            We decided to immediately play another game. I was feeling pretty good about this. Coric passed his roll, and with the Uruks one down, I was only outnumbered 5 to 6. Unfortunately, the scenario we rolled, ‘The Relic’, basically prevented me from using the same tactics for game two. Anyway, the game was a disaster for me, so I won’t go into details. Belagus, Coric, and Eldamir all went down before I caused a single casualty. With the Uruks already making off with the relic, I conceded the game.
            The post-game also went very poorly. Belagus picked up an ‘old battle wound’. Coric got a Leg Wound (-1 Move), and Eldamir has to miss the next game. Sigh. I claimed my 2 Influence points for the game and limped away.
            When it came time to spend my Influence, my bad luck continued. I paid 3 for a roll on the reinforcements chart and got a ‘1’, which is nothing. Thankfully, I was able to spend another point to increase this to a ‘2’, so I could recruit another Men-at-Arms of Dol Amroth. I spent the last point getting some Heavy Armour for Coric as his poor Armour score twice proved his undoing.
            None of my men gained enough experience to make any advancement rolls.
            All-and-all, not a great showing for two games. Still, no one is flat out dead, and we’ve added another heavy armoured trooper which should help. My company rating stands at 102.
            Most importantly, I had a lot of fun. The games were extremely quick. We finished both, with lots of pauses for chatting, in two-hours. In fact, we probably would have played a third, but both wanted to have a pause to get our new men/orcs painted up.

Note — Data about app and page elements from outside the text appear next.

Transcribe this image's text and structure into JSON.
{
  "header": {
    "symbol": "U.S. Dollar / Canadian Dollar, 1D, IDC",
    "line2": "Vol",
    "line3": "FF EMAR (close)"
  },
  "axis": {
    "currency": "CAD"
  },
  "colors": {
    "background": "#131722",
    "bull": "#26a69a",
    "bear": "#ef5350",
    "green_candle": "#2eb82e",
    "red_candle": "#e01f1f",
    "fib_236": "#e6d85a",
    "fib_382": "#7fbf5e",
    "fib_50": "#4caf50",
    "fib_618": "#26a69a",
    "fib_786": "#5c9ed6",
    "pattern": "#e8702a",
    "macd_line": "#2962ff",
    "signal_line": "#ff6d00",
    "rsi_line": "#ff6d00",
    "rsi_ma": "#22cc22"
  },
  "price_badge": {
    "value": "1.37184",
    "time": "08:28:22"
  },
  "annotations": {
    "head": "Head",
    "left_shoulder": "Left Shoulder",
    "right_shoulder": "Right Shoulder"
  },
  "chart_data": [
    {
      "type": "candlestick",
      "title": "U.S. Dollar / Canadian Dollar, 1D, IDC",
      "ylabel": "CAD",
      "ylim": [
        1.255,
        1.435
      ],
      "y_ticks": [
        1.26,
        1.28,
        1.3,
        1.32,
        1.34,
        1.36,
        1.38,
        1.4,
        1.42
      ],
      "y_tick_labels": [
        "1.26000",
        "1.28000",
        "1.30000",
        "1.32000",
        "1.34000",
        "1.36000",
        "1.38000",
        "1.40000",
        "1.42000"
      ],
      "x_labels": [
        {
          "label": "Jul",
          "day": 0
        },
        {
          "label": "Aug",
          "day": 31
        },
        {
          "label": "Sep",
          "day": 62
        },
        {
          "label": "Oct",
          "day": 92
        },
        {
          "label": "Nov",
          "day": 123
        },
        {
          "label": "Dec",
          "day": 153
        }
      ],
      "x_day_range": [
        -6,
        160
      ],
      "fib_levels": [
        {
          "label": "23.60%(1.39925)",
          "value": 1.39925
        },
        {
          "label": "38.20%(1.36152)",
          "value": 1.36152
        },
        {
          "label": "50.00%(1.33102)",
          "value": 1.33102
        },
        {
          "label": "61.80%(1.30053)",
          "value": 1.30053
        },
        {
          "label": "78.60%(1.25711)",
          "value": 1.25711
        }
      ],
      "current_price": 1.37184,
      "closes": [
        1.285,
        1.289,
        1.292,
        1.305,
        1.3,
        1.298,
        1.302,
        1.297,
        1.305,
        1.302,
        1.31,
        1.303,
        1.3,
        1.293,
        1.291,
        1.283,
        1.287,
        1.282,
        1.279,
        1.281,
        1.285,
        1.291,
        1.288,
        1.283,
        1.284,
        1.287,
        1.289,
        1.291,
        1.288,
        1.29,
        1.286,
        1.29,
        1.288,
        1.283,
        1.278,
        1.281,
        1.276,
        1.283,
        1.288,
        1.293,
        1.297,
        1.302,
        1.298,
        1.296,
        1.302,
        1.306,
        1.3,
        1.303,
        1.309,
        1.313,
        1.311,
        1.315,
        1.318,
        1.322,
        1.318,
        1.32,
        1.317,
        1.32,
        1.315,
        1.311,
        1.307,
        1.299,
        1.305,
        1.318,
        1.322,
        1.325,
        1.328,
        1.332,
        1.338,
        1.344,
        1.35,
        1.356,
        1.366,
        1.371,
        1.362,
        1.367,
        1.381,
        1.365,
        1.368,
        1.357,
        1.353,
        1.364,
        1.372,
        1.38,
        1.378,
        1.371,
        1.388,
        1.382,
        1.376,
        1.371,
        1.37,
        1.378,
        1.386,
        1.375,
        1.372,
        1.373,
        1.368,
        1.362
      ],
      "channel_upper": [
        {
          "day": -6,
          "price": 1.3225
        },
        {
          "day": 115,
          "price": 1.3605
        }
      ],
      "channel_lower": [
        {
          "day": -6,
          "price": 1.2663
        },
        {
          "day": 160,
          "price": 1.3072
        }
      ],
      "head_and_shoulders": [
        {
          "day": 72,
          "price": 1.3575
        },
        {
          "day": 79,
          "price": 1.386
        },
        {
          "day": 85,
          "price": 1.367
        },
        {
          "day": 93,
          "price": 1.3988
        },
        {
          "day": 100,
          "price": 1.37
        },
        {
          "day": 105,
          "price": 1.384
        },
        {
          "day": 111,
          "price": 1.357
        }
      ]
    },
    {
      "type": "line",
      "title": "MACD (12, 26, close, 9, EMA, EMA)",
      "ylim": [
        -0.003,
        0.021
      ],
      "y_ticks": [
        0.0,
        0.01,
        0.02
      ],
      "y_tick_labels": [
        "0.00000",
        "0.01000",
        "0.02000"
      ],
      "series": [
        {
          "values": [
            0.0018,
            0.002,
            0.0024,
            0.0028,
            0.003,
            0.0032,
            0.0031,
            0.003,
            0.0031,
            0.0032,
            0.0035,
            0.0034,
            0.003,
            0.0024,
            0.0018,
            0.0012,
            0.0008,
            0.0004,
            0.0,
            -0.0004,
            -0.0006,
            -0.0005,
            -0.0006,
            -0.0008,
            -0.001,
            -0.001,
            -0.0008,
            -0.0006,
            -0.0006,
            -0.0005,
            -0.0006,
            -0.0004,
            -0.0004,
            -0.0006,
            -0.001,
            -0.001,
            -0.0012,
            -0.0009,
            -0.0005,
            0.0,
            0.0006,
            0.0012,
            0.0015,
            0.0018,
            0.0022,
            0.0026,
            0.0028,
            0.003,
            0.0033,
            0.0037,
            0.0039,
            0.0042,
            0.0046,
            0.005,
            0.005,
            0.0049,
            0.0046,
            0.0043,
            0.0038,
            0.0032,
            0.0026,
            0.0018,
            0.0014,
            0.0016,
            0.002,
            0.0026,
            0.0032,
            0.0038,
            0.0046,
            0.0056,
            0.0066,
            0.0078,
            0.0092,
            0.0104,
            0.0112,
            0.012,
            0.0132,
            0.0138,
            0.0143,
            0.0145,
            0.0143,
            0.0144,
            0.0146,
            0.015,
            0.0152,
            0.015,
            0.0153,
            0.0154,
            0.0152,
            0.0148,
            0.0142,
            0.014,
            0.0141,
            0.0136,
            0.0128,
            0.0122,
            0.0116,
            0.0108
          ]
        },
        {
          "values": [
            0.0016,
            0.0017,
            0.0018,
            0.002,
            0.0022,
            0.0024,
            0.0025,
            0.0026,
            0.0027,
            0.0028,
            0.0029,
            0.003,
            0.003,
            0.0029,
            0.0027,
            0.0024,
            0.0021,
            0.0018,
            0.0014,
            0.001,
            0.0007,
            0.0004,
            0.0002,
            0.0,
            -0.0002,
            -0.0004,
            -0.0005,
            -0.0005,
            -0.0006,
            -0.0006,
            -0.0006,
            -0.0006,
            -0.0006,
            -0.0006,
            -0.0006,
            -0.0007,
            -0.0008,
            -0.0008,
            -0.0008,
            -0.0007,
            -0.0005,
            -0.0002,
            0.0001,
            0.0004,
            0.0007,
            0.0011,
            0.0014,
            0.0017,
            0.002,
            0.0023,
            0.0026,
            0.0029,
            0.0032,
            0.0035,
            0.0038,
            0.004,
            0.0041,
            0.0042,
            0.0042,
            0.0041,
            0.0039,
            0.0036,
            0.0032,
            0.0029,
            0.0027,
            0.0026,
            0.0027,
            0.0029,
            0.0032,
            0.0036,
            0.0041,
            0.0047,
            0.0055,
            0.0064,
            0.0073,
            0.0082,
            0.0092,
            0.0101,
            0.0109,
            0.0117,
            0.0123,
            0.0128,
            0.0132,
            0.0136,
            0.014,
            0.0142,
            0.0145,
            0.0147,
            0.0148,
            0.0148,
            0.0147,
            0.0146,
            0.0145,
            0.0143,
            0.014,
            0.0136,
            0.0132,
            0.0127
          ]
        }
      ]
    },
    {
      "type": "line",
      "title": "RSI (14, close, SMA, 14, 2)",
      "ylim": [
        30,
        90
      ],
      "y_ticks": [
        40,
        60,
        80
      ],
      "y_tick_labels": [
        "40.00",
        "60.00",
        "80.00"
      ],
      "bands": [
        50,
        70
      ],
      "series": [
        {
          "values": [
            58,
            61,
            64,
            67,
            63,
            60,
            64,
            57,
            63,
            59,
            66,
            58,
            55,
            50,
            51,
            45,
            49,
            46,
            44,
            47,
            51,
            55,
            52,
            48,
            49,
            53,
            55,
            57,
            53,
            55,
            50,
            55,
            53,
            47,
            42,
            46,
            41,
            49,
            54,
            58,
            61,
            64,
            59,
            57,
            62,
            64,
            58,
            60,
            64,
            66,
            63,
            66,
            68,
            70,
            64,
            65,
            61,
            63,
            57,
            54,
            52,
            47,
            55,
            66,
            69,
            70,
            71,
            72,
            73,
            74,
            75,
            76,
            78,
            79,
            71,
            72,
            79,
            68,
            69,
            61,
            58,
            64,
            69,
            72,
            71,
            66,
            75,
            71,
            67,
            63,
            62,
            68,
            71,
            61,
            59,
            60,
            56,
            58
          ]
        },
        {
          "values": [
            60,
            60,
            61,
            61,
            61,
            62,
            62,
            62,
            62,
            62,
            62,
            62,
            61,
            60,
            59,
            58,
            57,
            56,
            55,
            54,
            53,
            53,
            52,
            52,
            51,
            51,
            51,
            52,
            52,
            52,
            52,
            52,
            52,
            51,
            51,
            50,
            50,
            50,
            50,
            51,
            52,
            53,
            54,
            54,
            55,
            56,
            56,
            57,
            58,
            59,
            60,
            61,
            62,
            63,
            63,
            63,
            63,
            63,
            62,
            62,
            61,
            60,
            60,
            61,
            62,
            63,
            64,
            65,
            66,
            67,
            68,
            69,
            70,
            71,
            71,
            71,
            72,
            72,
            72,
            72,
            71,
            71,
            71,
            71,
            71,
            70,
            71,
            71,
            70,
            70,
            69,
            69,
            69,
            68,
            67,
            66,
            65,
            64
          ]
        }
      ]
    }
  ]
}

  1. Excellent. A fun battle report, see it didn't matter which way his sword was pointing afterall.

  2. great stuff! Have been tempted to grab the battle companies book, good to see some reports for it.

  3. It's a good little book. Well worth the investment if you are into Middle-Earth, just be aware that it is not a stand-alone rule-set. You will need other books.

  4. Great looking game and minis.